Pike [Strength-Based piercing Damage 3, Reach 2].
Within less than 10 minutes, this robust documentary based on period fighting manuals shows how pikes were used.
And here are historical techniques to get past a pike’s head. Of course, the *issue* is usually that pikes are used in formation, with the pikemen supporting each other and constantly shifting between two or more of the stances from the previous video.
Naginata and other light glaives
A sword at the end of a stick. There are various designs from various cultures – the naginata being a family of Japanese designs. But to fall in this category they must have a fairly slim and long blade — slimmer and longer than a polearm — giving them a superior balance.
Such light, long glaives can thus be wielded with combinations of staff, spear and sword techniques.
Light glaive [BODY 03, EV 04].
Light glaive [BODY 03, Enhance (EV): 02 (cap is 07), Descriptor: Slashing, Bludgeon].
Light glaive [Strength-Based slashing Damage 3, Reach 1].
Short video showing some naginata guards and attacks.
A claw-like spike on a haft, probably with a hammer-like head in the back. This does one job, which is to pierce armour. The front end is normally smaller than the sort of picks one uses to break up soil to dig.
Some cultures use a more ornate variation. There, the business end is sculpted to look like a metallic fist holding a dagger.
One issue of picks is that they get stuck into what they struck. On the other hand, that seldom happens in stories. On the gripping hand, it may be because one so seldom sees picks in stories. Guess I should have kept them out of the “common” weapons article… Oh, well.
2H pick [BODY 04, EV 04, Sharpness (EV): 01, Recommended STR 03].
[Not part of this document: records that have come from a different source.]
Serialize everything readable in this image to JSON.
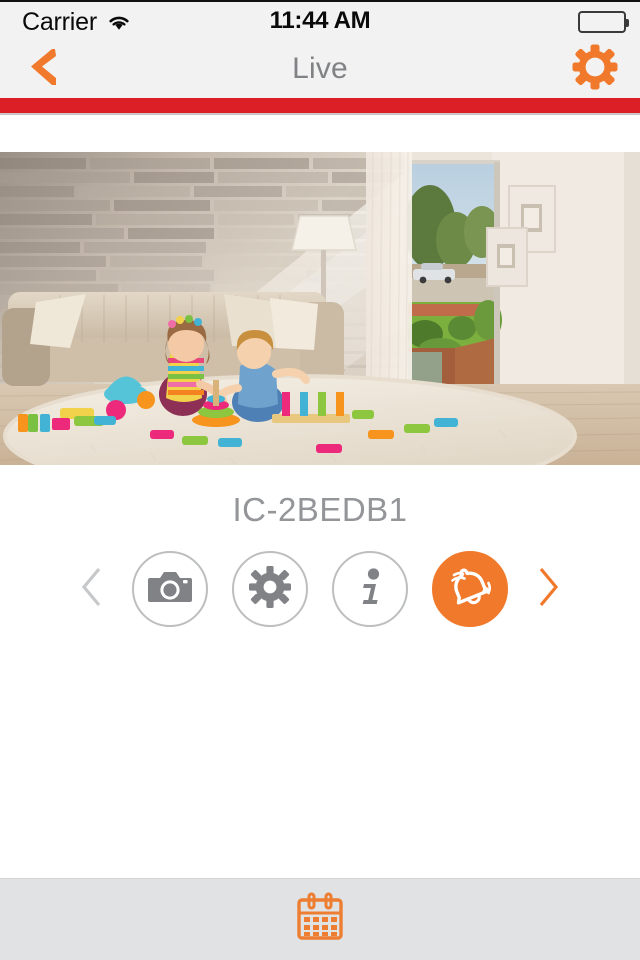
{
  "status_bar": {
    "carrier": "Carrier",
    "wifi_icon": "wifi-icon",
    "time": "11:44 AM",
    "battery_icon": "battery-full-icon"
  },
  "nav_bar": {
    "title": "Live",
    "back_icon": "chevron-left-icon",
    "settings_icon": "gear-icon",
    "accent_color": "#f0792b",
    "title_color": "#808285",
    "bar_color": "#f2f2f2",
    "divider_color": "#dc1f26"
  },
  "live_view": {
    "label": "live-camera-feed",
    "description": "Living room with two children playing with colorful wooden toys on a cream shag rug in front of a beige sofa, stone wall behind, glass door to garden at right"
  },
  "device": {
    "name": "IC-2BEDB1",
    "name_color": "#939598"
  },
  "controls": {
    "prev_arrow": {
      "icon": "chevron-left-icon",
      "name": "previous-camera-arrow",
      "color": "#c7c8ca",
      "enabled": false
    },
    "next_arrow": {
      "icon": "chevron-right-icon",
      "name": "next-camera-arrow",
      "color": "#f0792b",
      "enabled": true
    },
    "buttons": [
      {
        "name": "snapshot-button",
        "icon": "camera-icon",
        "style": "outline",
        "color": "#808285"
      },
      {
        "name": "camera-settings-button",
        "icon": "gear-icon",
        "style": "outline",
        "color": "#808285"
      },
      {
        "name": "camera-info-button",
        "icon": "info-icon",
        "style": "outline",
        "color": "#808285"
      },
      {
        "name": "alert-sound-button",
        "icon": "bell-icon",
        "style": "filled",
        "color": "#ffffff",
        "background": "#f0792b"
      }
    ]
  },
  "bottom_bar": {
    "background": "#e1e2e4",
    "items": [
      {
        "name": "calendar-button",
        "icon": "calendar-icon",
        "color": "#ed7d31"
      }
    ]
  }
}
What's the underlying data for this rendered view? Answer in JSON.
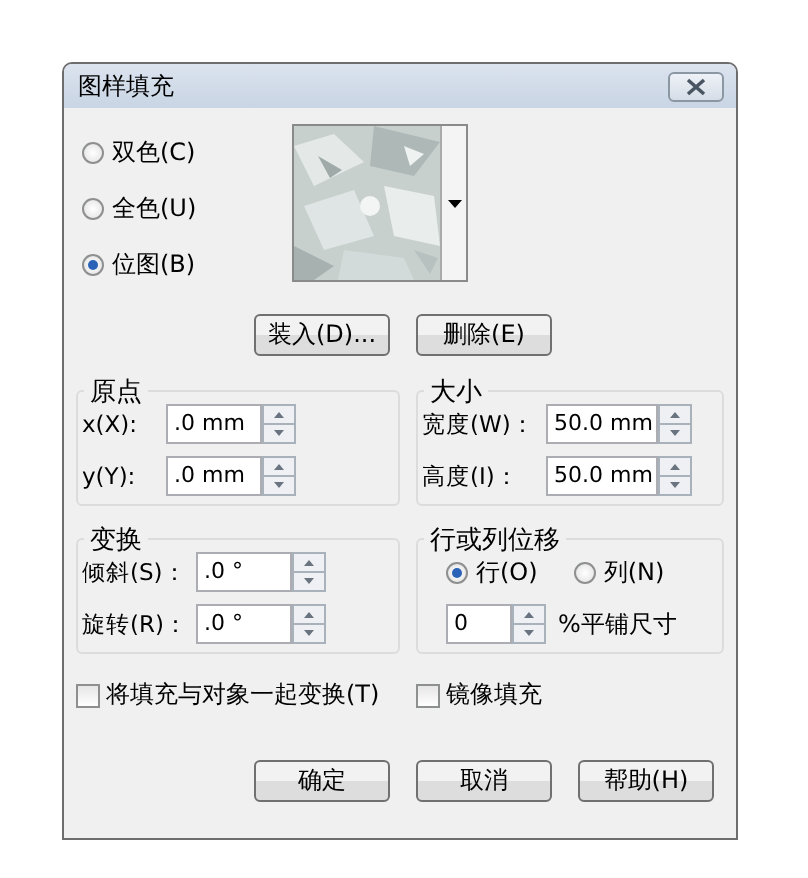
{
  "window": {
    "title": "图样填充"
  },
  "fill_types": [
    {
      "label": "双色(C)",
      "selected": false
    },
    {
      "label": "全色(U)",
      "selected": false
    },
    {
      "label": "位图(B)",
      "selected": true
    }
  ],
  "pattern_buttons": [
    "装入(D)...",
    "删除(E)"
  ],
  "origin": {
    "title": "原点",
    "fields": [
      {
        "label": "x(X):",
        "value": ".0 mm"
      },
      {
        "label": "y(Y):",
        "value": ".0 mm"
      }
    ]
  },
  "size": {
    "title": "大小",
    "fields": [
      {
        "label": "宽度(W)：",
        "value": "50.0 mm"
      },
      {
        "label": "高度(I)：",
        "value": "50.0 mm"
      }
    ]
  },
  "transform": {
    "title": "变换",
    "fields": [
      {
        "label": "倾斜(S)：",
        "value": ".0 °"
      },
      {
        "label": "旋转(R)：",
        "value": ".0 °"
      }
    ]
  },
  "offset": {
    "title": "行或列位移",
    "options": [
      {
        "label": "行(O)",
        "selected": true
      },
      {
        "label": "列(N)",
        "selected": false
      }
    ],
    "value": "0",
    "unit": "%平铺尺寸"
  },
  "checkboxes": [
    {
      "label": "将填充与对象一起变换(T)",
      "checked": false
    },
    {
      "label": "镜像填充",
      "checked": false
    }
  ],
  "buttons": [
    "确定",
    "取消",
    "帮助(H)"
  ]
}
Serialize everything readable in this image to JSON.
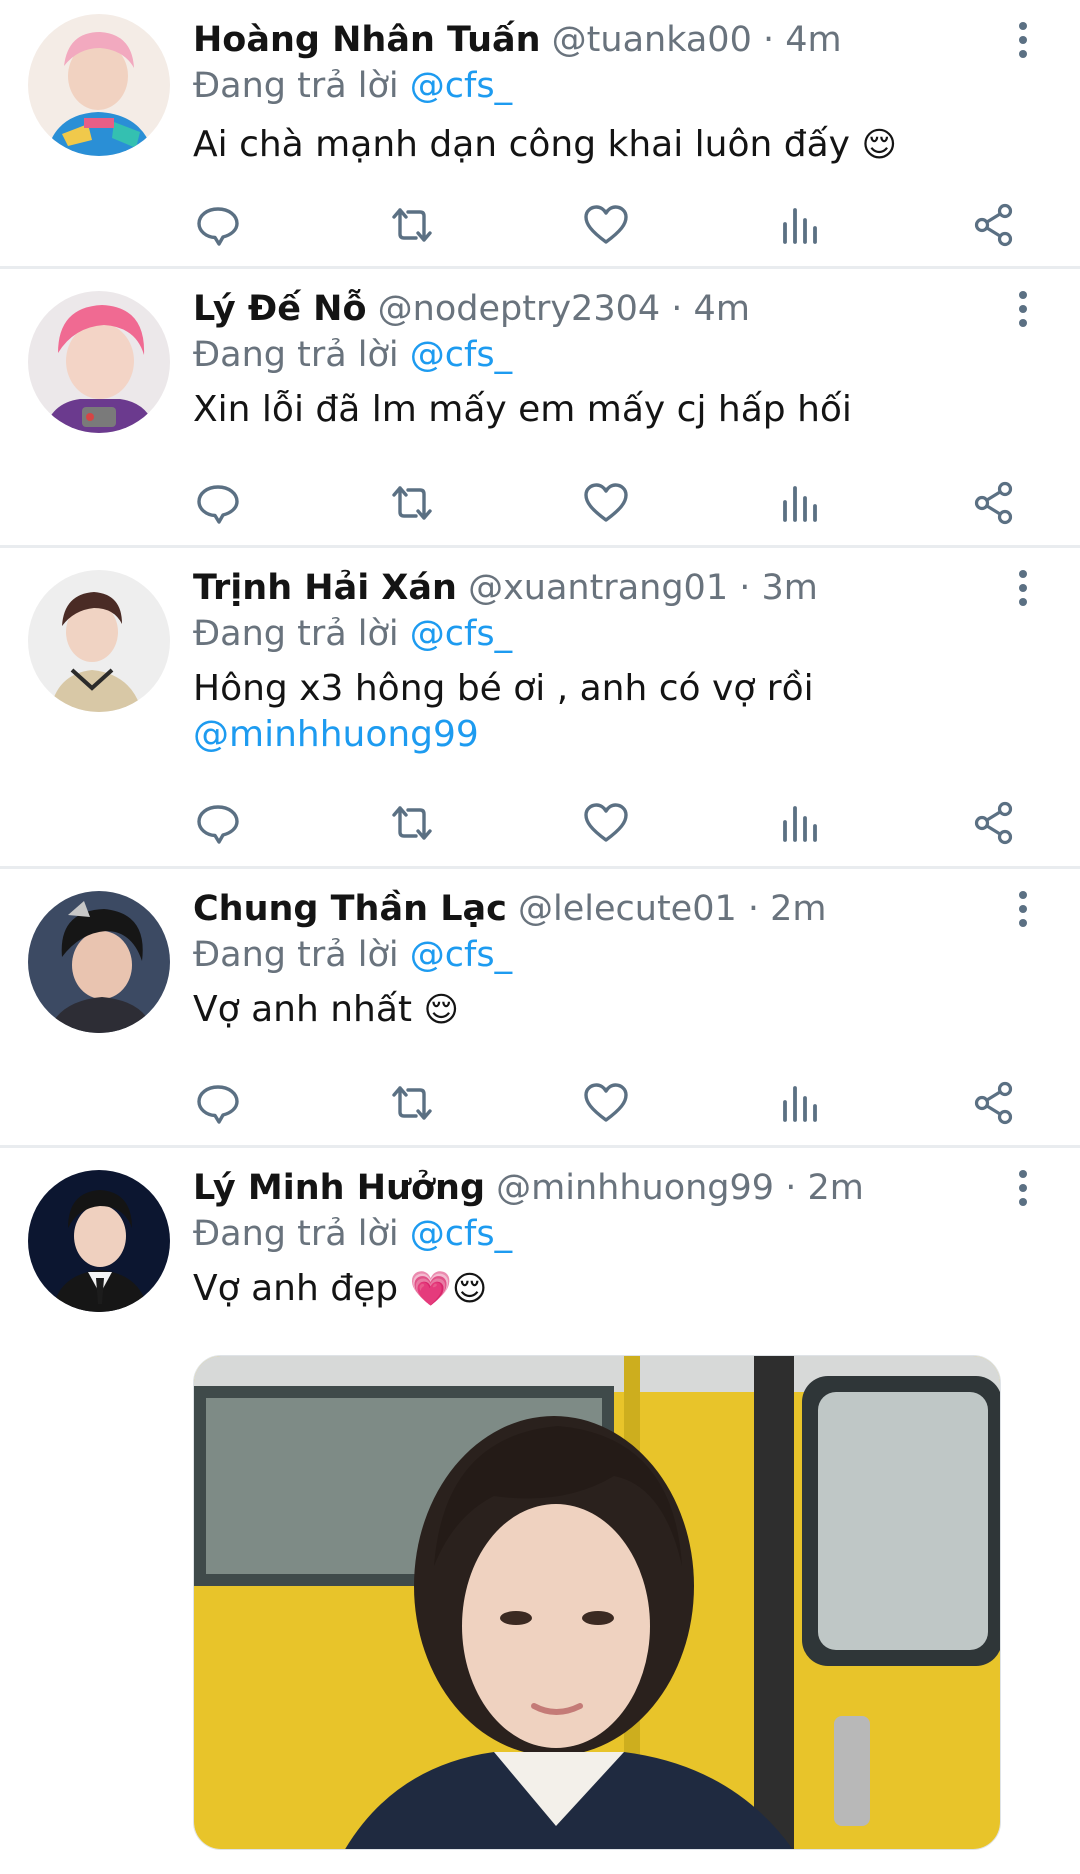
{
  "tweets": [
    {
      "name": "Hoàng Nhân Tuấn",
      "handle": "@tuanka00",
      "separator": "·",
      "time": "4m",
      "replying_prefix": "Đang trả lời",
      "replying_to": "@cfs_",
      "text": "Ai chà mạnh dạn công khai luôn đấy",
      "emoji": "😌"
    },
    {
      "name": "Lý Đế Nỗ",
      "handle": "@nodeptry2304",
      "separator": "·",
      "time": "4m",
      "replying_prefix": "Đang trả lời",
      "replying_to": "@cfs_",
      "text": "Xin lỗi đã lm mấy em mấy cj hấp hối"
    },
    {
      "name": "Trịnh Hải Xán",
      "handle": "@xuantrang01",
      "separator": "·",
      "time": "3m",
      "replying_prefix": "Đang trả lời",
      "replying_to": "@cfs_",
      "text": "Hông x3 hông bé ơi , anh có vợ rồi",
      "text_mention": "@minhhuong99"
    },
    {
      "name": "Chung Thần Lạc",
      "handle": "@lelecute01",
      "separator": "·",
      "time": "2m",
      "replying_prefix": "Đang trả lời",
      "replying_to": "@cfs_",
      "text": "Vợ anh nhất",
      "emoji": "😌"
    },
    {
      "name": "Lý Minh Hưởng",
      "handle": "@minhhuong99",
      "separator": "·",
      "time": "2m",
      "replying_prefix": "Đang trả lời",
      "replying_to": "@cfs_",
      "text": "Vợ anh đẹp",
      "emoji": "💗😌"
    }
  ],
  "icons": {
    "reply": "reply-icon",
    "retweet": "retweet-icon",
    "like": "heart-icon",
    "analytics": "analytics-icon",
    "share": "share-icon",
    "more": "more-vertical-icon"
  },
  "colors": {
    "link": "#1d9bf0",
    "secondary_text": "#69737d",
    "icon": "#5b7083",
    "divider": "#e9ecef"
  }
}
2H pick [BODY 04, Enhance (EV): 02 (cap is 06), Sharpness (EV): 01, Descriptor: Piercing, Recommended STR 03].
2H pick [Strength-Based piercing Damage 3, Improved Critical 1, Quirk (requires a STR of 2+)].
Source of Character: Stories with heavy melee weapons in ’em.
Writeup completed on the 24th of Januray, 2018.